Only the pictures are to be left out; set down the rest of the records exactly.
******************************
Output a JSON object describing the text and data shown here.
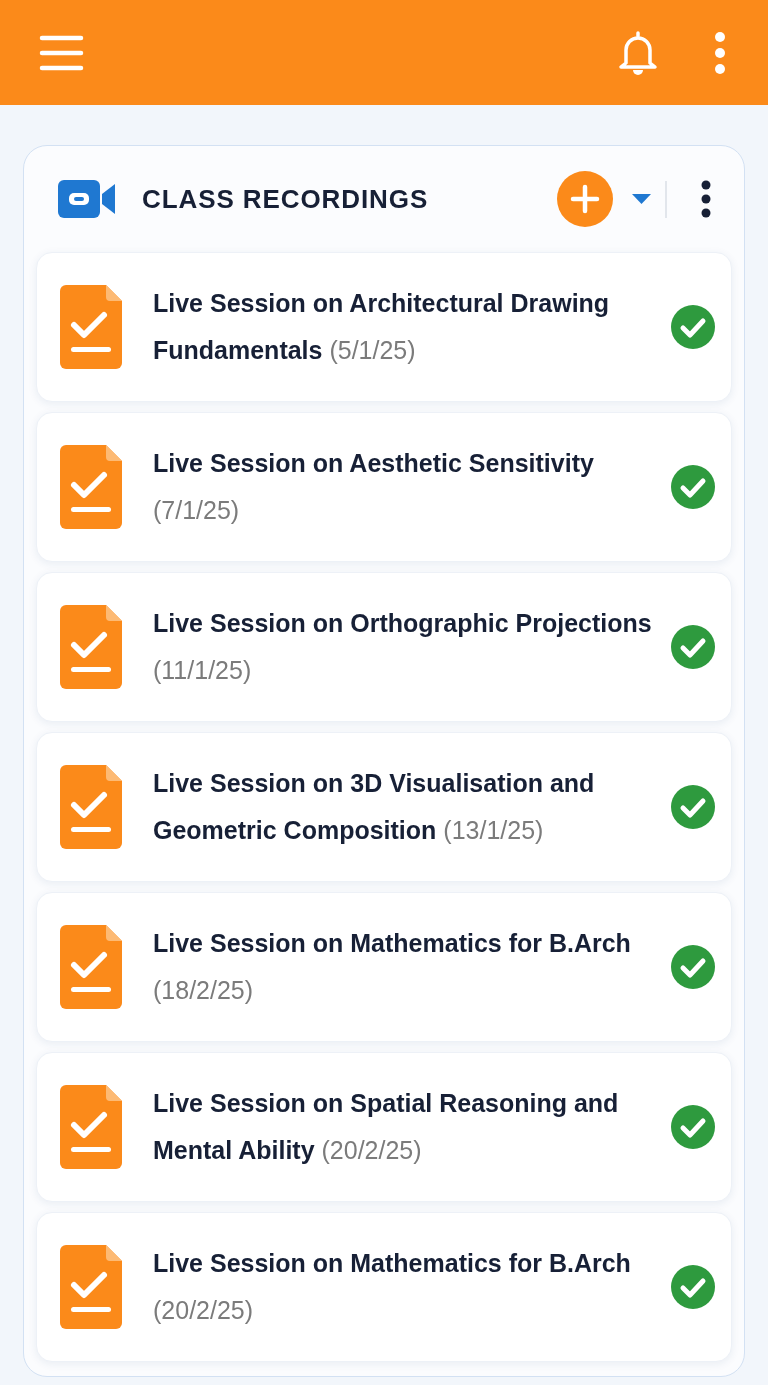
{
  "panel": {
    "title": "CLASS RECORDINGS"
  },
  "recordings": [
    {
      "title": "Live Session on Architectural Drawing Fundamentals",
      "date": "(5/1/25)",
      "completed": true
    },
    {
      "title": "Live Session on Aesthetic Sensitivity",
      "date": "(7/1/25)",
      "completed": true
    },
    {
      "title": "Live Session on Orthographic Projections",
      "date": "(11/1/25)",
      "completed": true
    },
    {
      "title": "Live Session on 3D Visualisation and Geometric Composition",
      "date": "(13/1/25)",
      "completed": true
    },
    {
      "title": "Live Session on Mathematics for B.Arch",
      "date": "(18/2/25)",
      "completed": true
    },
    {
      "title": "Live Session on Spatial Reasoning and Mental Ability",
      "date": "(20/2/25)",
      "completed": true
    },
    {
      "title": "Live Session on Mathematics for B.Arch",
      "date": "(20/2/25)",
      "completed": true
    }
  ]
}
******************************
TASK RESULT:
Output a JSON object describing the text and data shown here.
{
  "panel": {
    "title": "CLASS RECORDINGS"
  },
  "recordings": [
    {
      "title": "Live Session on Architectural Drawing Fundamentals",
      "date": "(5/1/25)",
      "completed": true
    },
    {
      "title": "Live Session on Aesthetic Sensitivity",
      "date": "(7/1/25)",
      "completed": true
    },
    {
      "title": "Live Session on Orthographic Projections",
      "date": "(11/1/25)",
      "completed": true
    },
    {
      "title": "Live Session on 3D Visualisation and Geometric Composition",
      "date": "(13/1/25)",
      "completed": true
    },
    {
      "title": "Live Session on Mathematics for B.Arch",
      "date": "(18/2/25)",
      "completed": true
    },
    {
      "title": "Live Session on Spatial Reasoning and Mental Ability",
      "date": "(20/2/25)",
      "completed": true
    },
    {
      "title": "Live Session on Mathematics for B.Arch",
      "date": "(20/2/25)",
      "completed": true
    }
  ]
}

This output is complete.